I’m running a new online course from March 1st in collaboration with Journalism.co.uk.
We will cover how to tell a story and the importance of human interest to that.
We will also look at the importance of knowing your reader and work on drafting a sample feature for you to pitch — to ultimately sell and make money.
This course will be taught online to keep it flexible for working media specialists and student journalists currently based at home.
If you’re looking to refresh existing skills, or develop some new ones as a freelancer, this how-to course, based on my insider tips from 20 years as a working journalist, could be the new-year resolution you were looking for.
You can find out more about the course by reading my guest blog for the site, in which my key point is:

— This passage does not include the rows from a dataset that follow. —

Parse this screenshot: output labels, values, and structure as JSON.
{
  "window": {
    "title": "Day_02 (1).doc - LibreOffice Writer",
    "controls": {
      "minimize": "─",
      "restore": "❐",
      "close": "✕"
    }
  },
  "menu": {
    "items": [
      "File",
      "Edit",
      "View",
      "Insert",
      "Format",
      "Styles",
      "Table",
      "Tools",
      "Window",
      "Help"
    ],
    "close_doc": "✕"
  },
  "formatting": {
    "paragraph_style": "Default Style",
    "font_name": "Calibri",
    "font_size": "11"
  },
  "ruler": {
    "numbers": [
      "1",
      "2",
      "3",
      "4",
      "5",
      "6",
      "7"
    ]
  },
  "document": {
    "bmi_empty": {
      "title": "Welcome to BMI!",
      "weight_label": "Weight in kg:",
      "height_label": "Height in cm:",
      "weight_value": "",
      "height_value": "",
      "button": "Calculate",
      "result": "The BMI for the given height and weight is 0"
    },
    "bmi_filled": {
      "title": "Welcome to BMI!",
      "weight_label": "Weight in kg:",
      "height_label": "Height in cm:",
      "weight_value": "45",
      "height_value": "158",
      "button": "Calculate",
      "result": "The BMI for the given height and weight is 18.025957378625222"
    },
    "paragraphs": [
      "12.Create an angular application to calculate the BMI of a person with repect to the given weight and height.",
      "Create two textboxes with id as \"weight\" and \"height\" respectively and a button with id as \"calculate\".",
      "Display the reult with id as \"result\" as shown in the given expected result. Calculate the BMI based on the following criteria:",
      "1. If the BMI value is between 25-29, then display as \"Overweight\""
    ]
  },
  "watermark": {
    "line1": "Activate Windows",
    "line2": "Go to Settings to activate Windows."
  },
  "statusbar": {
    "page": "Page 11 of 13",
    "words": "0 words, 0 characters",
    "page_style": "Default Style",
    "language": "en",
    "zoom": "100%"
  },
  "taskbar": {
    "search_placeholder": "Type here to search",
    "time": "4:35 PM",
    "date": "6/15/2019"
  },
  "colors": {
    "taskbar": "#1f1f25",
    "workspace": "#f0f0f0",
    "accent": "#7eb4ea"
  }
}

Journalism is complex but the secret to good storytelling remains simple: engage your reader.
It has recorded 191 comments by the time I write this.
Some supportive, some hostile. Many are knee-jerk reactions and include some venting of personal bias.
But I’ve enjoyed reading them all.
After all, it’s great as a writer to have a dialogue with readers — even if they are insulting you.
What did surprise me, however, was one of my regular travel features that has never attracted animated such debate.
I’d clearly touched a nerve.
So it is that my op-ed feature for Telegraph Travel, playing up a pantomime take on the way some dog owners will sneer at young children while letting their pets run amuck, will probably be my most read story of the year.
Here’s a sample:
The thing that grates most of all for me, personally, is not the dogs — many are well behaved and offer valuable companionship — but the vitriol that some dog owners heap upon families who dare to take small children out for lunch.
The hysterical hypocrisy of dog owners can be quite staggering, sneering at kids while taking the high-handed view that waiters and fellow diners should all pander to every whim of their prized, pampered pooch.
Read the full feature here and join the debate. All comments are welcome — no, really.
Journalism is complex but the secret to good storytelling is simple: people love to read about people.
This new course, hosted via Journalism.co.uk [see image above], is a hands-on class exploring techniques for writers, such as case studies, sourcing expert views and playing up the human interest to build empathy with your readers.
It will make your stories really come alive.
This four-week course will be taught online. This includes one lesson per week over four consecutive weeks on the same day, plus practical exercises, ongoing feedback and a critique of a draft feature for your chosen publication.
This course is suitable for all professional writers — from career starters beginning their writing career to established journalists looking to refine their skillset in an increasingly competitive freelance market.